(Interface dataset entries)

------------------------------------

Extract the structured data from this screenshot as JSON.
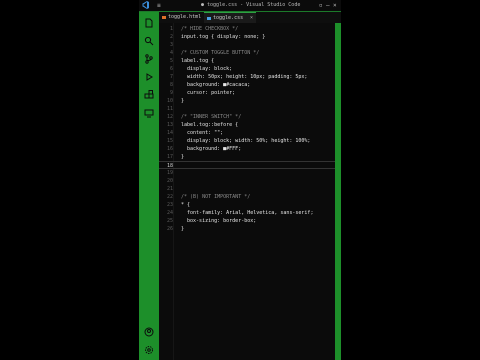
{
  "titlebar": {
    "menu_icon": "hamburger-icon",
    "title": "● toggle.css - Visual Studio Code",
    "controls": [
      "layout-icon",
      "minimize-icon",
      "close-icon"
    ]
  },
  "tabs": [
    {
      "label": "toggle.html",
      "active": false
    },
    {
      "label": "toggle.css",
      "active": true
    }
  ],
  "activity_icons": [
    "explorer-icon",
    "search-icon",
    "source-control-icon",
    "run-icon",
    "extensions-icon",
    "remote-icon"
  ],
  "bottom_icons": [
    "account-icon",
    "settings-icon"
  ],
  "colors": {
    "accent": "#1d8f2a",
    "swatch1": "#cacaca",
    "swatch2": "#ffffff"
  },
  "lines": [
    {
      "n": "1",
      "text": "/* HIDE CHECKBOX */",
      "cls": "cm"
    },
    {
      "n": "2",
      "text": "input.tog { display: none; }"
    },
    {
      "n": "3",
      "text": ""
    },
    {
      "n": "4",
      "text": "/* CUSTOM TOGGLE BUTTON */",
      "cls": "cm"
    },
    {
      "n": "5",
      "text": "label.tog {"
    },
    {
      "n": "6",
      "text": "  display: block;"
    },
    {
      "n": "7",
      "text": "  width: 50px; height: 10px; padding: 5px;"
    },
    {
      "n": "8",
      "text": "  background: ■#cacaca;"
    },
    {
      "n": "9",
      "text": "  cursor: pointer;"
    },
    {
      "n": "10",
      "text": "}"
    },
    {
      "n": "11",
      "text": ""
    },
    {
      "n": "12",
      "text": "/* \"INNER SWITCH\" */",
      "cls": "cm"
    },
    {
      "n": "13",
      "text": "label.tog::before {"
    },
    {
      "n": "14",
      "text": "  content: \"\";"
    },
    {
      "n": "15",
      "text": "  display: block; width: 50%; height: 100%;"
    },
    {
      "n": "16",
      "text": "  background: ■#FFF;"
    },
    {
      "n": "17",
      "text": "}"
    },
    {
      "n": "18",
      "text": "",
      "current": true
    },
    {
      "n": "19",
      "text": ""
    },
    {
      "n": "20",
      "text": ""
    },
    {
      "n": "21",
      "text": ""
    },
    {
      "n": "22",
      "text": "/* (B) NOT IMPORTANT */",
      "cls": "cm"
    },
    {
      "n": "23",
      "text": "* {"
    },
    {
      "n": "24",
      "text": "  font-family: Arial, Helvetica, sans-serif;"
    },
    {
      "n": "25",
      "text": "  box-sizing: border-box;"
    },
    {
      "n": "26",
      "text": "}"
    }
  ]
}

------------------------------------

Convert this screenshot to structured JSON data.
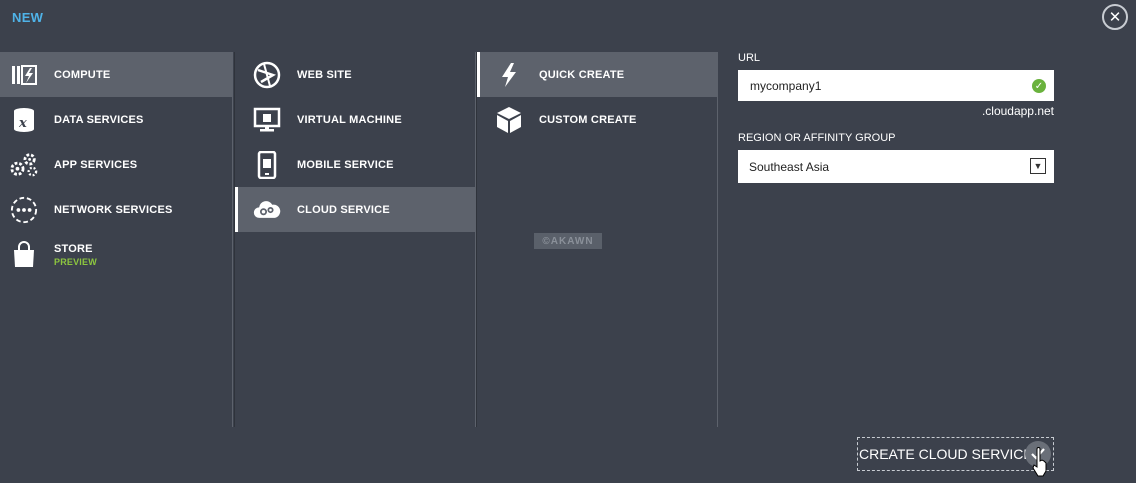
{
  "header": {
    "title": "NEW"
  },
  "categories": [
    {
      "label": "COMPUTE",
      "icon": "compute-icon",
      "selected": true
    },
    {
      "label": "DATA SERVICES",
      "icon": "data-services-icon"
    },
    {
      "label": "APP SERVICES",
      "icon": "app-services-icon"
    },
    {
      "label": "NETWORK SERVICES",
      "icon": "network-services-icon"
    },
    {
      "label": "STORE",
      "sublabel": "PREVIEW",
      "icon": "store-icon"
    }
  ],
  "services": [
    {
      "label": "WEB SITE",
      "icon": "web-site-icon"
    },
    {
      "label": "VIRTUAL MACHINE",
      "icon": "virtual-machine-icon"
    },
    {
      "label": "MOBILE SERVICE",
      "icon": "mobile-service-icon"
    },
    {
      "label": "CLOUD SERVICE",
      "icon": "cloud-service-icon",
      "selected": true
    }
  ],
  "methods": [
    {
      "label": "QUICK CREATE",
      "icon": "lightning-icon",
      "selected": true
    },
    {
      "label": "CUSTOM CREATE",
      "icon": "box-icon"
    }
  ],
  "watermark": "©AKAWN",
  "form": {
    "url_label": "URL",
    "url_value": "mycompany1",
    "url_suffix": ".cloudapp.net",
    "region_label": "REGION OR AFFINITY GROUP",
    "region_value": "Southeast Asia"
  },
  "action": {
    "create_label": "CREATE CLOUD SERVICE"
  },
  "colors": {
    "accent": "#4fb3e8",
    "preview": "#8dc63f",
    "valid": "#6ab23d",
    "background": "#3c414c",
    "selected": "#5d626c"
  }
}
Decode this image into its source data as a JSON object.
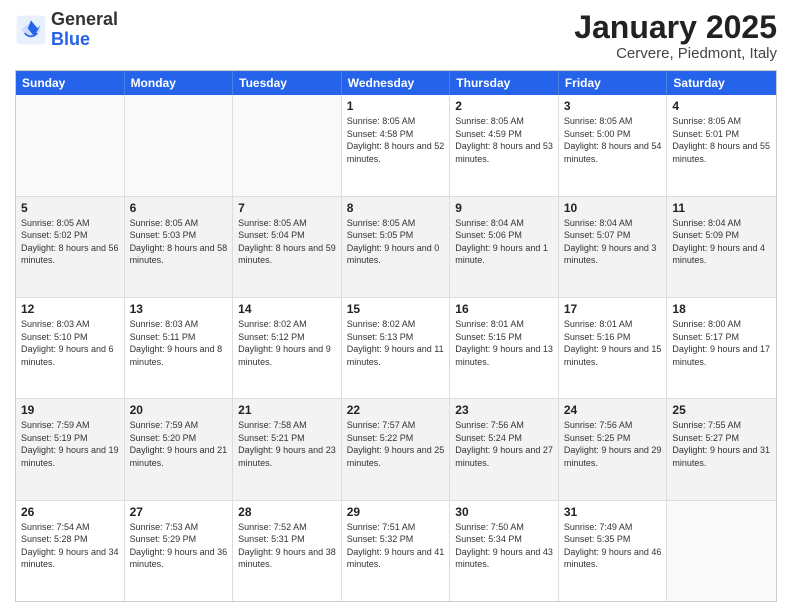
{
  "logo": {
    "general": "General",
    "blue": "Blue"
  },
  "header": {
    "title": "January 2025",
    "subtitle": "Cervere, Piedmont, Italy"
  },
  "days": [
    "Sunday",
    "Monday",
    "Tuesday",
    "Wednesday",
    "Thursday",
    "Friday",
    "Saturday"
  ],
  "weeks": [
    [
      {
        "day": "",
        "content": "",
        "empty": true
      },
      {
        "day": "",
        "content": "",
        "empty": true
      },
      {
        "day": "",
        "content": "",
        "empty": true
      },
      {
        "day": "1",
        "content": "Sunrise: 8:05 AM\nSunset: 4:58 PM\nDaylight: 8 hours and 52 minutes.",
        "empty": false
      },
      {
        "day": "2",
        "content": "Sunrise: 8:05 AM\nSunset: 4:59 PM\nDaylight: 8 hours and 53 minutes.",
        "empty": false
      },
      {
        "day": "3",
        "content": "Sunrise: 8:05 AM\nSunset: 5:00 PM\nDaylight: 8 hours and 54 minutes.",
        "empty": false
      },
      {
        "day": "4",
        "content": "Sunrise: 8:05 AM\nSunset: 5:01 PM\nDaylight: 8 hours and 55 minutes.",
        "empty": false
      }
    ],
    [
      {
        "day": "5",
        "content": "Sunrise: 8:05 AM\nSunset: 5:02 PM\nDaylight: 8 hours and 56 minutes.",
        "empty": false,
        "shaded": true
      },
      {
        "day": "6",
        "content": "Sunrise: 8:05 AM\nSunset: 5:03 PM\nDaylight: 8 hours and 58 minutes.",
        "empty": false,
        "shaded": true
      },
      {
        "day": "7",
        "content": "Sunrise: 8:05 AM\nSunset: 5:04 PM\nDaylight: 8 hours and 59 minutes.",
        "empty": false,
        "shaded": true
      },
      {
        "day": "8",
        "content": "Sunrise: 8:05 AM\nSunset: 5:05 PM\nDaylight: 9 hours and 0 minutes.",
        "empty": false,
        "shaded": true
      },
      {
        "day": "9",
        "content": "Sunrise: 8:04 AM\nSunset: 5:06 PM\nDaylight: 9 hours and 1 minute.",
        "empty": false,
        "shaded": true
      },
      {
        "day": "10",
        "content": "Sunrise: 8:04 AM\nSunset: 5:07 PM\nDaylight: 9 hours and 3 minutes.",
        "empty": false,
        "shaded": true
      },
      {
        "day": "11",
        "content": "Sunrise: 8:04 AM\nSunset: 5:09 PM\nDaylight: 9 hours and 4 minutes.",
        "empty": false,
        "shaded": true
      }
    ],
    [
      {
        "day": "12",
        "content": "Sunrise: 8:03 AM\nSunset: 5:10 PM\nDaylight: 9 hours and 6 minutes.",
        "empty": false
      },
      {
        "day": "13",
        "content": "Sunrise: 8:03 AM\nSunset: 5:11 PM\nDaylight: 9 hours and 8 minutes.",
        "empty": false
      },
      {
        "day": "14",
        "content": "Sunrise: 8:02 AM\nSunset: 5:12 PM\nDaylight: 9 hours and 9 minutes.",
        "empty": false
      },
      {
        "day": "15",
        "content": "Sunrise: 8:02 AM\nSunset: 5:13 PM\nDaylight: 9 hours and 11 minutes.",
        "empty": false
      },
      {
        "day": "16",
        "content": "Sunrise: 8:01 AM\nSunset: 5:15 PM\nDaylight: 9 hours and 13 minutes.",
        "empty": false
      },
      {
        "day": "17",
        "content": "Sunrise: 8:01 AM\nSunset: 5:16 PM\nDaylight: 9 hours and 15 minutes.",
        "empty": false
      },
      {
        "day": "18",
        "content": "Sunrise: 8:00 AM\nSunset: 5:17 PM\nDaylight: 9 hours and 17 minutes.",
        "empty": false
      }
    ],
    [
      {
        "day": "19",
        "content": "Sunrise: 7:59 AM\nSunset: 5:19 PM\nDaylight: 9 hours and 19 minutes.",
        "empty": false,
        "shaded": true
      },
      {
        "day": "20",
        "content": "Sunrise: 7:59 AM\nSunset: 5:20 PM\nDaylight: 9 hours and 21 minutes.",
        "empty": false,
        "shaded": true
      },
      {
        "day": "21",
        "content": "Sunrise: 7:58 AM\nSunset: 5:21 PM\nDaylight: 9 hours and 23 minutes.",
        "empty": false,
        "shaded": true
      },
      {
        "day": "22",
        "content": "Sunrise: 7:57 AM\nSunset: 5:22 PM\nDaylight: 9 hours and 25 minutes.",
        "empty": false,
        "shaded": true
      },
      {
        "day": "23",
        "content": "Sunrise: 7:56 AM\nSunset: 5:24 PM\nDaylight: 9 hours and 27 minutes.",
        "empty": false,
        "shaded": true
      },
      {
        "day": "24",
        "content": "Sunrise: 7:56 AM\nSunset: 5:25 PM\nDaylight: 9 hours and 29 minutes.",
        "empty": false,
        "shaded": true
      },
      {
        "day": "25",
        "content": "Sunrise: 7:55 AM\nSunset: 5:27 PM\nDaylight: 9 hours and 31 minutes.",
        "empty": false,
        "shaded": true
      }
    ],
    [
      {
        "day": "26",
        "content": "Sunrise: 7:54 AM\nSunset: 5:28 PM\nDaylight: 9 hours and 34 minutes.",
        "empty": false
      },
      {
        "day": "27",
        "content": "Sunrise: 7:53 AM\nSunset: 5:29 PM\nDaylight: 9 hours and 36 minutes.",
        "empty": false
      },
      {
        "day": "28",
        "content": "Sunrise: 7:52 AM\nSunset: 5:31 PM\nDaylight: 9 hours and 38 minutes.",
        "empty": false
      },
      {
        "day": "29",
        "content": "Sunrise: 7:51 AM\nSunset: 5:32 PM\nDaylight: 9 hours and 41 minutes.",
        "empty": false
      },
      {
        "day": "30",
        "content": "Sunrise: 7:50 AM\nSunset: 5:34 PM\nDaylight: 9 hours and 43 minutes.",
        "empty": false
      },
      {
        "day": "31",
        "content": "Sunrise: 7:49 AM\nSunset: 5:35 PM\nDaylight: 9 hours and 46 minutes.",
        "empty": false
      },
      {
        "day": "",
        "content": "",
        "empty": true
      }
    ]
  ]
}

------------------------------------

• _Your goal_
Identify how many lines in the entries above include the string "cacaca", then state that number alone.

• _Reply to the task_
2